“To highlight the tenacity and dedication of unknown Vatican diplomats, I will single out the nuncio, Vatican-ese for ambassador to Syria, Archbishop Mario Zenari," he continued. "He has been in post since 2008 despite war and deprivation. He recently described how the people in Syria have fallen 'into obscurity.' To honor his dedication, Francis made him a cardinal, a very unusual promotion.”

According to Gaetan, Zenari has described his calling in a way that he thinks typifies Vatican diplomats: “At times, I feel like I am dressed like a simple soldier in military fatigues uniform…using the weapons of charity and truth,” Gaetan said, quoting the ambassador. “I feel that I take orders from the Commander in Chief, Jesus Christ, and his lieutenant, the pope.”

Pope Francis gestures during the weekly general audience at the Paul VI Hall at the Vatican, March 23, 2022. (Credit: YARA NARDI / REUTERS)Pope Francis gestures during the weekly general audience at the Paul VI Hall at the Vatican, March 23, 2022. (Credit: YARA NARDI / REUTERS)

How do you think Catholics should balance being politically and biblically correct? 

“There are moral precepts that apply to both individual behavior and what the Church considers to be the right behavior for countries,” he said. “People should not engage in revenge. For example, It’s a sin. Nor should people indulge in envy, especially of a neighbor. Rather, one must love one’s neighbor—that’s perhaps the most challenging rule in the Bible, which also applies to your neighborhood and your activities in any political or policy contest.” 
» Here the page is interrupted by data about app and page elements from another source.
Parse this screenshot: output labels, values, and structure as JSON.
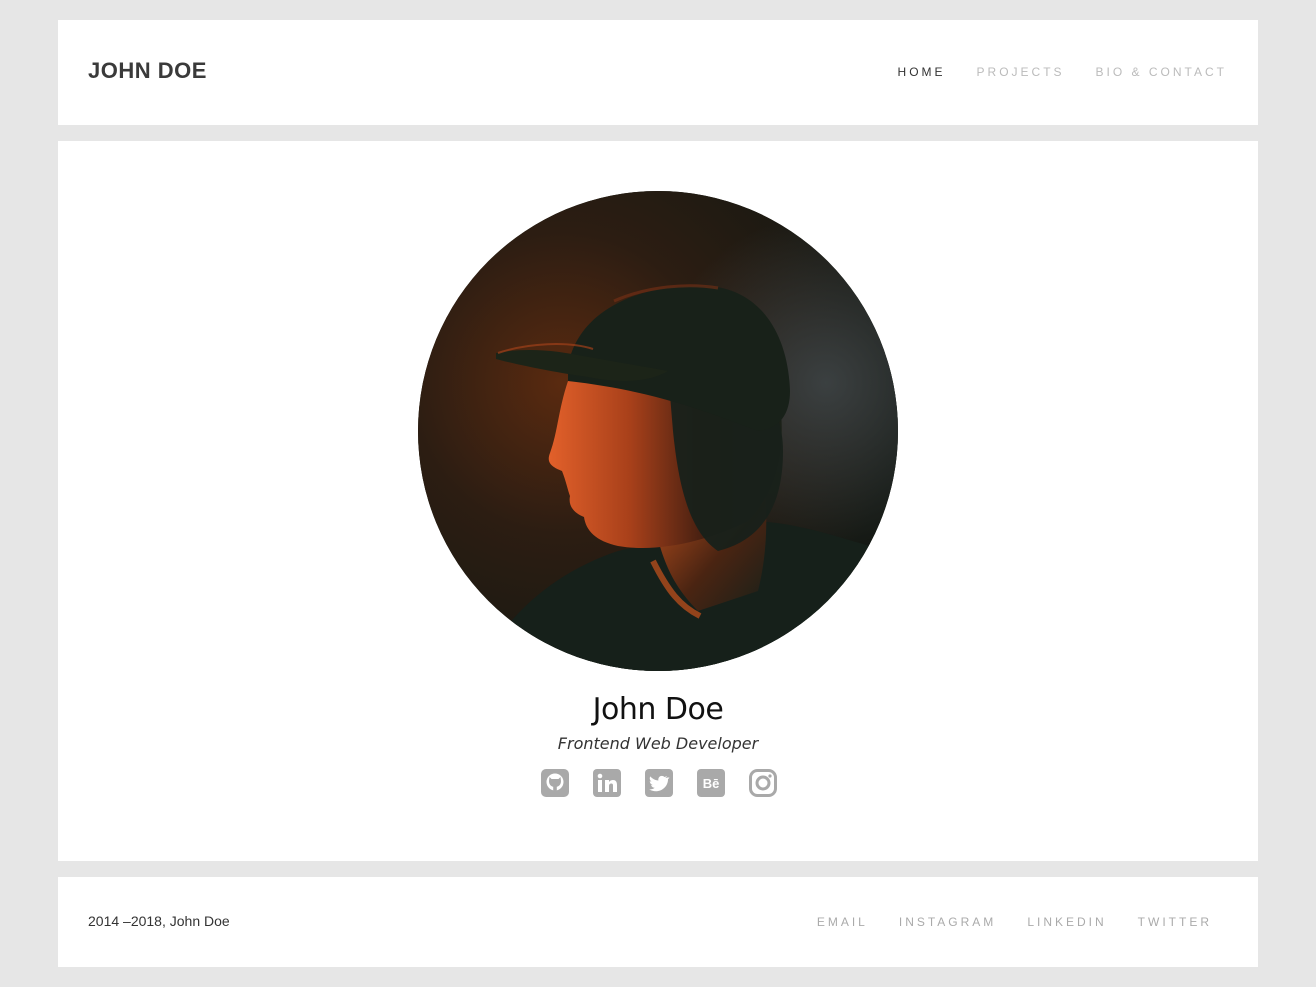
{
  "header": {
    "brand": "JOHN DOE",
    "nav": [
      {
        "label": "HOME",
        "active": true
      },
      {
        "label": "PROJECTS",
        "active": false
      },
      {
        "label": "BIO & CONTACT",
        "active": false
      }
    ]
  },
  "profile": {
    "name": "John Doe",
    "role": "Frontend Web Developer",
    "photo_icon": "profile-photo",
    "socials": [
      {
        "icon": "github-icon"
      },
      {
        "icon": "linkedin-icon"
      },
      {
        "icon": "twitter-icon"
      },
      {
        "icon": "behance-icon"
      },
      {
        "icon": "instagram-icon"
      }
    ]
  },
  "footer": {
    "copyright": "2014 –2018, John Doe",
    "links": [
      "EMAIL",
      "INSTAGRAM",
      "LINKEDIN",
      "TWITTER"
    ]
  },
  "colors": {
    "page_background": "#e6e6e6",
    "panel_background": "#ffffff",
    "nav_active": "#333333",
    "nav_inactive": "#bbbbbb",
    "icon_gray": "#a9a9a9"
  }
}
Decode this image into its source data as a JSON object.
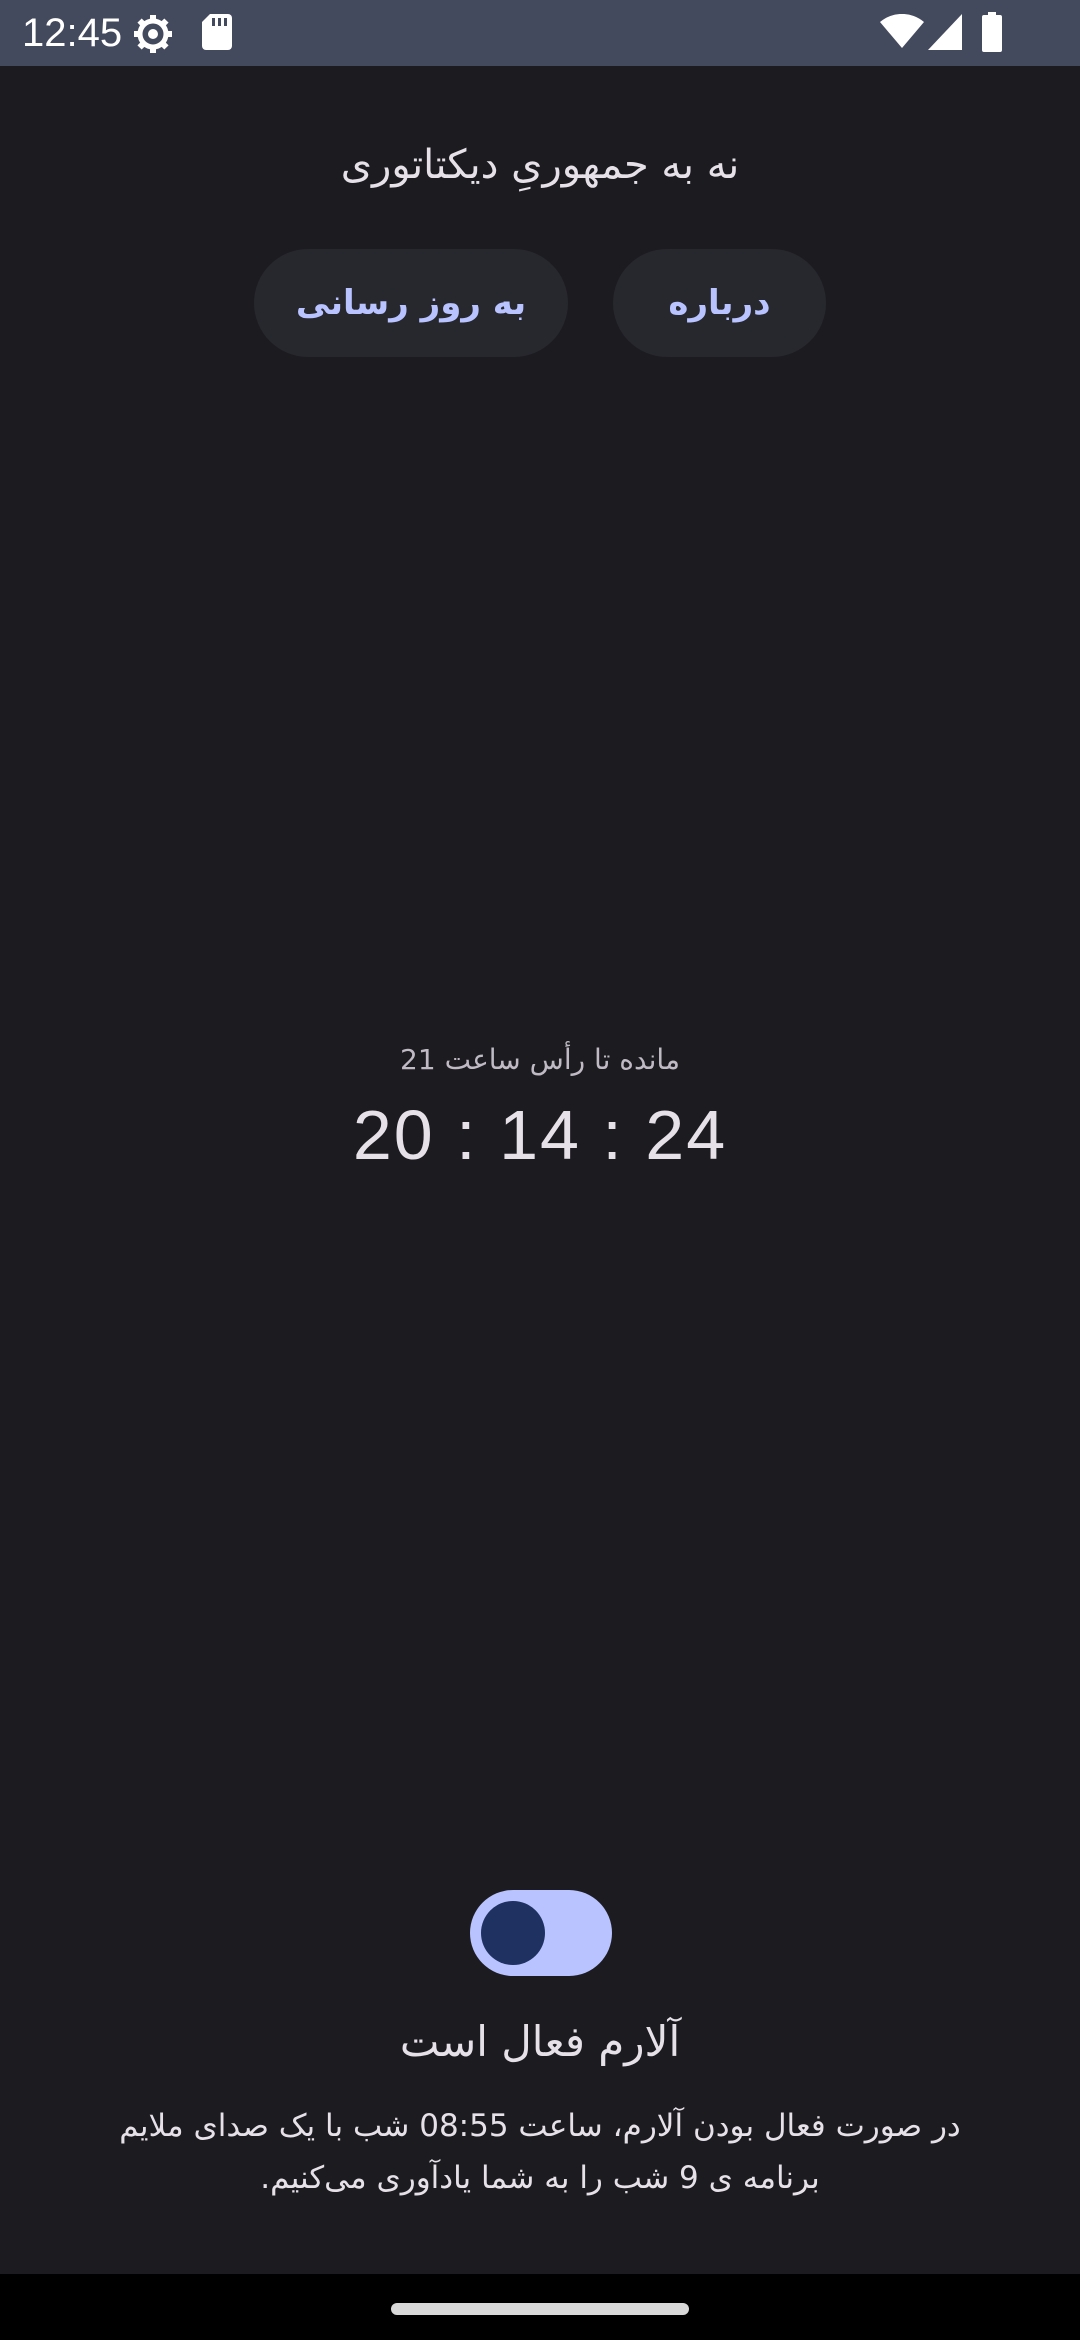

He added that “the Church tries to remain impartial in the face of conflict, and with regard to politics, tries not to take a partisan side. However, laypeople are encouraged to engage in politics, to be involved, and to follow her or his conscience, meaning that moral positions matter and should guide political behavior.

“Just as the Catholic Church is a fountain of spiritual wisdom and direction on matters of the divine,” he continued, “it benefits from thousands of years of experience in worldly things, including international relations.”

He noted that historically the Catholic Church has often played a role as mediator between countries at odds with each other, and the principles used in those negotiations can be applied by anyone.

“For example, when settling a dispute, avoid creating winners versus losers by finding solutions that balance gains,” Gaetan said. “And pursue dialogue with everyone, even with people you assume you won’t agree with or think you have little in common with.”

Any final thoughts?

“When I look back on Pope Francis’ pontificate, I think a clear early moment signaling his approach to diplomacy came in May 2014. He invited the then Israeli President Simon Peres and Palestinian President Mahmoud Abbas to the Vatican together with Ecumenical Patriarch Bartholomew, leader of the Orthodox Church of Constantinople.”

Gaetan said the event epitomized three themes.

First, the pope believes personal encounter is the key to unlocking geo-strategic problems. 

Two, from dialogue a wider understanding can grow.

“Part of the reason why encounter can lead to solutions is that we are all human beings made in God’s image: We share more than divides us—that’s the second fundamental belief that Francis is operationalizing,” Gaetan said. 

Third, religious leaders should collaborate to bring moral authority into the picture more often.

“The alternative is hiving off religion into separate, privatized space,” Gaetan concluded.